Work item
Gather all lines from the material that contain the word "user".

Provided data
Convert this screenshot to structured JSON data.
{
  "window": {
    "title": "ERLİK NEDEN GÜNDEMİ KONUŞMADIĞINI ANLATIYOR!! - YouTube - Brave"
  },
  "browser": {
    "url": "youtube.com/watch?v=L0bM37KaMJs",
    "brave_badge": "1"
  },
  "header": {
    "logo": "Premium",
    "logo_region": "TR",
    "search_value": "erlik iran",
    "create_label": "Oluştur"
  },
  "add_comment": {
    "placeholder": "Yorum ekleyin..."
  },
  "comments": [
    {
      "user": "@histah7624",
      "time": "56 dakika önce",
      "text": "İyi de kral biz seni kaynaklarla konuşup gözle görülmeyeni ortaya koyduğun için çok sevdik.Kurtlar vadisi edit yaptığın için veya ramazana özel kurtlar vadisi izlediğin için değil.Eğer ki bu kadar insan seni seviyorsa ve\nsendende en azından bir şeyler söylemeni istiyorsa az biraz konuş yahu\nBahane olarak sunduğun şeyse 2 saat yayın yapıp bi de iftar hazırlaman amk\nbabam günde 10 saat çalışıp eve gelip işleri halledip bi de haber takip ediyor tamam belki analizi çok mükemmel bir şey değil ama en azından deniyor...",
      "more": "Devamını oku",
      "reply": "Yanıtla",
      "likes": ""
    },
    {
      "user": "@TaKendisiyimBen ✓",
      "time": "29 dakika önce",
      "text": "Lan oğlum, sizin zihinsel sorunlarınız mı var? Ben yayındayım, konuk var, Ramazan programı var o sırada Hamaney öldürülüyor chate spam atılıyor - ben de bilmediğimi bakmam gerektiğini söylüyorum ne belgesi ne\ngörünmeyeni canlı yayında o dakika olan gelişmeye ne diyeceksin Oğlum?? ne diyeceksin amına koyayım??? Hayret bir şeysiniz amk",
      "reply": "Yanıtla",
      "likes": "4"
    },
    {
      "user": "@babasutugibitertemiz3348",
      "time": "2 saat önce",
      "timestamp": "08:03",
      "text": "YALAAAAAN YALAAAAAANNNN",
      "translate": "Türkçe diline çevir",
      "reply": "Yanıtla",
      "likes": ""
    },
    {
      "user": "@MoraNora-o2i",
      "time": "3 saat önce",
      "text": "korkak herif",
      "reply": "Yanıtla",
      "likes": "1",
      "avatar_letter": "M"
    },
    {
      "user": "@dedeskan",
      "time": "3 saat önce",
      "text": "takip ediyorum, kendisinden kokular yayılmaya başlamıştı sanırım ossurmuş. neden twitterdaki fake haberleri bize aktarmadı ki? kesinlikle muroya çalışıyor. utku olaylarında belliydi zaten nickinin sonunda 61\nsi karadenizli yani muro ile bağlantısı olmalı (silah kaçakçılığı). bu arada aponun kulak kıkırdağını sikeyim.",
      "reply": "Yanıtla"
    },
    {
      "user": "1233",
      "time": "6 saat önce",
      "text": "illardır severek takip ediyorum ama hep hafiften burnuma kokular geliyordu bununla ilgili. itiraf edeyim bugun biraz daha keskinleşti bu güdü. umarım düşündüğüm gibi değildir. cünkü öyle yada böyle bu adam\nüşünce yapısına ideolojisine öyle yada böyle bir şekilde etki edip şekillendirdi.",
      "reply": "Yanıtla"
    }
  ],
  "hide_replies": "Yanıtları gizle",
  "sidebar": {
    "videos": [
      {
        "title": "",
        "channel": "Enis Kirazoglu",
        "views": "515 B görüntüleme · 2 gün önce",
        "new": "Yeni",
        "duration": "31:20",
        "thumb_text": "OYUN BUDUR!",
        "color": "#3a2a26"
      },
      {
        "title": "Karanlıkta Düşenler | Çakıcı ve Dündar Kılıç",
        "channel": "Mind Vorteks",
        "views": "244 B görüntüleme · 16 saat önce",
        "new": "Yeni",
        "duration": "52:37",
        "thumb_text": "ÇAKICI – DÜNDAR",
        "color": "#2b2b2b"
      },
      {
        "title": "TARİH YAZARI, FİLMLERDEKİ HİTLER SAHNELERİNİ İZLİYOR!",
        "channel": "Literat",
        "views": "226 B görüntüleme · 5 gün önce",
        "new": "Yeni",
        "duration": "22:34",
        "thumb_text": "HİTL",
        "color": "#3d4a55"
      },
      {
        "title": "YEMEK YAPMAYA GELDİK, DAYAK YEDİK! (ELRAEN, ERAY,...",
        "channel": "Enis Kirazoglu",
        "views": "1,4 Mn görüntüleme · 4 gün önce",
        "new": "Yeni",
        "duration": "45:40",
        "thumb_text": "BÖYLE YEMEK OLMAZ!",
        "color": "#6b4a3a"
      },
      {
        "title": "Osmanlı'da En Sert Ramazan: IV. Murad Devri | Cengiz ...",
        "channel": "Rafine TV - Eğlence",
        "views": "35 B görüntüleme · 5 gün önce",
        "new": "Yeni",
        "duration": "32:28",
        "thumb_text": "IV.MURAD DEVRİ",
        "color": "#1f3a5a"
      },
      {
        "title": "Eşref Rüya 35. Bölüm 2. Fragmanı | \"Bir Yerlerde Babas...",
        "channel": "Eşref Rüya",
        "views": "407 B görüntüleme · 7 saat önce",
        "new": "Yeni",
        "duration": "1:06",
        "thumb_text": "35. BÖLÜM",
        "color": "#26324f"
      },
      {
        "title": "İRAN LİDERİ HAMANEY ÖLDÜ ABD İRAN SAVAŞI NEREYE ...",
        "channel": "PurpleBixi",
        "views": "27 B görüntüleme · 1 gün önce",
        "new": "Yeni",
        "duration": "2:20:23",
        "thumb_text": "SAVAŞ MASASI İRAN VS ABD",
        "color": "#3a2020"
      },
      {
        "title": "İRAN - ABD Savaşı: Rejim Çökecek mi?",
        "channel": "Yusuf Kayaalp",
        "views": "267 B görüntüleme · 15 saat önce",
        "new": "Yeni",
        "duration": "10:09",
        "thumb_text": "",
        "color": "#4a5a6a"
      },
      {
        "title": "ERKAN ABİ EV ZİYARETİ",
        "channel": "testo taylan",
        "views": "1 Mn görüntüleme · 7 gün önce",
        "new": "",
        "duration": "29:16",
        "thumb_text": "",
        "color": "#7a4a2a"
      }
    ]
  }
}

Response area
      "user": "@histah7624",
      "user": "@TaKendisiyimBen ✓",
      "user": "@babasutugibitertemiz3348",
      "user": "@MoraNora-o2i",
      "user": "@dedeskan",
      "user": "1233",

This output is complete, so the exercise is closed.